You were so excited about your new hire. The interview was great; the first two weeks were fabulous! You couldn’t believe your luck. Your new employee went overboard to learn everything and get it done. And now that person is underperforming and undermining the morale of the rest of the team. So now what?
Check out the problem. You may think it’s one thing, but in reality it is something else. Investigate the issue with your employee before jumping to conclusions.
Be clear. Spell out exactly what you want the person to do. “You need to make this many calls daily.” “These reports must be done by this date, and completed in this way.”
Spell out consequences. When you sanction incompetence, you enable bad behavior. It demotivates the rest of the team. If you’re not going to do anything about what’s happening or not happening, then why should the rest of the team perform well? Employees who are not performing up to par need to know what will happen if they don’t step up their game. “We want you to do well. This is what doing well looks like. If you can’t do it, then this is the action we will take.” Be sure to check with Human Resources about options available, especially if firing is the end choice.
Provide support. The employee who is struggling may be feeling overwhelmed or unsure. Be sure they have the resources they need, including instructions, procedures, and mentoring or coaching. Sometimes life happens. People get sick, go through divorces, have family problems. Work suffers. If this is happening, it’s okay to give the employee a little slack with the expectation that their work will improve in a few weeks. Show compassion by helping them access support they might need. But, be firm about your expectations for now and for the future.
Follow through. Do what you say you will do! This is the tough part of leadership, but it’s also what employees are looking for in a leader. They want to know there are boundaries and that everyone will be held accountable.
Let them fly free. It’s never pleasant to have to let someone go. It might be to another department or project within the company that fits the skills of the person more closely, or leaving the company all together. But, it is in the best interests of both the employee and the company. Hanging onto the employee keeps them from doing what they were really created to do, and keeps the company from hiring the person whose skills really fit the job.
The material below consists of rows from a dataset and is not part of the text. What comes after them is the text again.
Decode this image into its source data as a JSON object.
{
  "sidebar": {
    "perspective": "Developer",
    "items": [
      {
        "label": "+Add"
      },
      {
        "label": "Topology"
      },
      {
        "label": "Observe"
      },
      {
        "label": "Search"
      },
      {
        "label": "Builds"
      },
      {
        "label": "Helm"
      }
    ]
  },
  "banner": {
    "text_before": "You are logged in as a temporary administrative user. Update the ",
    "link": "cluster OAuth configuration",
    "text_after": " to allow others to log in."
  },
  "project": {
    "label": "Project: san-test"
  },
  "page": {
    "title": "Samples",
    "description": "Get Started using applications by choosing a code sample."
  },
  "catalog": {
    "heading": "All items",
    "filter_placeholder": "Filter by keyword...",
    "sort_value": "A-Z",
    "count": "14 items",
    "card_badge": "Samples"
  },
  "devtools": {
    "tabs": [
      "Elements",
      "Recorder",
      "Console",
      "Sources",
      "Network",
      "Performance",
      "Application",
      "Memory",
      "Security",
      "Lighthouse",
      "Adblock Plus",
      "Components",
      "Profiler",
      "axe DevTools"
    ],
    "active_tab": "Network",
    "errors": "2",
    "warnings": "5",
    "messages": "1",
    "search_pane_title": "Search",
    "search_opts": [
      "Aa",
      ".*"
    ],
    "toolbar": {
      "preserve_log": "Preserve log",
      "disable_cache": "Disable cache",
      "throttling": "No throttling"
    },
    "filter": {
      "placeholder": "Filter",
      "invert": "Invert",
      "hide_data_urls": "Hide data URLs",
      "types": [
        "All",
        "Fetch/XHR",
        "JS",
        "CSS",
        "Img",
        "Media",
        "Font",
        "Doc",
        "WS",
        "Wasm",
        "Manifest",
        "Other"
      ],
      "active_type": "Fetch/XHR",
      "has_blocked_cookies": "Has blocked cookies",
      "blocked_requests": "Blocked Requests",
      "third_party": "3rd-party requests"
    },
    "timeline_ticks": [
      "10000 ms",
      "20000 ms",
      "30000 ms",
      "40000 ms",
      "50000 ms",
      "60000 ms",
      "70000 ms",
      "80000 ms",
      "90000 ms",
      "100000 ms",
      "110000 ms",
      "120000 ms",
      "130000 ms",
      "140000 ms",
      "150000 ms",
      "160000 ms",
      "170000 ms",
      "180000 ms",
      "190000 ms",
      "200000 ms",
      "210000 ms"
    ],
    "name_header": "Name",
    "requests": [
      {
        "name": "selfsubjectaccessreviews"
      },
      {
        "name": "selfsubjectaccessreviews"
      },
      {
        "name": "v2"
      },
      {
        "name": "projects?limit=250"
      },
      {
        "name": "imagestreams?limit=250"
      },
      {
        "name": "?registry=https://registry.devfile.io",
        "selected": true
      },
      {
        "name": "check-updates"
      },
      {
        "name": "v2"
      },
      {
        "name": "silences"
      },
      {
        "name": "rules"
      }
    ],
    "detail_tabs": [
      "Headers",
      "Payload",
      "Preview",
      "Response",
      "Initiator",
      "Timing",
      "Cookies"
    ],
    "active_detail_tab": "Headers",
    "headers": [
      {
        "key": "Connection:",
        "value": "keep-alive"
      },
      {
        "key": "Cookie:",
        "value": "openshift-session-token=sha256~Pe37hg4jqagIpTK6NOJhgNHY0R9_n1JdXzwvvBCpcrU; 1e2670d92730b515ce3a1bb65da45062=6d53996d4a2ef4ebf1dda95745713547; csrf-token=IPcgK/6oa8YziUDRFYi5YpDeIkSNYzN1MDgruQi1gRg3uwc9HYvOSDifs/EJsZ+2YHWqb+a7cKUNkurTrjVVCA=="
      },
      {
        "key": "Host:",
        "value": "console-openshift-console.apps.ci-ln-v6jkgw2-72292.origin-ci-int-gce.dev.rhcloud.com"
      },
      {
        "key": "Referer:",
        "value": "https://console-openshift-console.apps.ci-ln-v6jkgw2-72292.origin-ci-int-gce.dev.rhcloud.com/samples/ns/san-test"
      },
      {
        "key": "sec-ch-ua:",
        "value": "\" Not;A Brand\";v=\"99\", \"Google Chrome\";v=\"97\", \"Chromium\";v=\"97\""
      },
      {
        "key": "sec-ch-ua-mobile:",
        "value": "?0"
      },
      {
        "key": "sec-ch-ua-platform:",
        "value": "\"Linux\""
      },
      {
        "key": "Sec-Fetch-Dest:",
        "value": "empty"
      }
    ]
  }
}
Hire intentionally. Check out your hiring process. The key to getting people to do their job is to hire the right people in the first place.
It’s never easy to deal with employees who aren’t working up to speed. If you’re struggling with what to do next, or would like to tighten your hiring process, contact Joy at Joy@MaximizeYourLeadership.com.
About Joy Humbarger
Joy, CEO and founder of Maximize Your Leadership, is considered to be one of Kansas City’s leading trainers and coaches on the ONE thing that changes everything! With more than 30 years of experience in the education and leadership fields, Joy is an expert in transforming mindsets to achieve better business results. She is the author of “Coaching the F___!! Out of Change,” a chapter in The Change11, a national collection of tips and stories to empower others to take their leadership to the next level. She provides individual and group leadership coaching. To schedule a training, workshop or consultation with Joy, email Joy@MaximizeYourLeadership.com.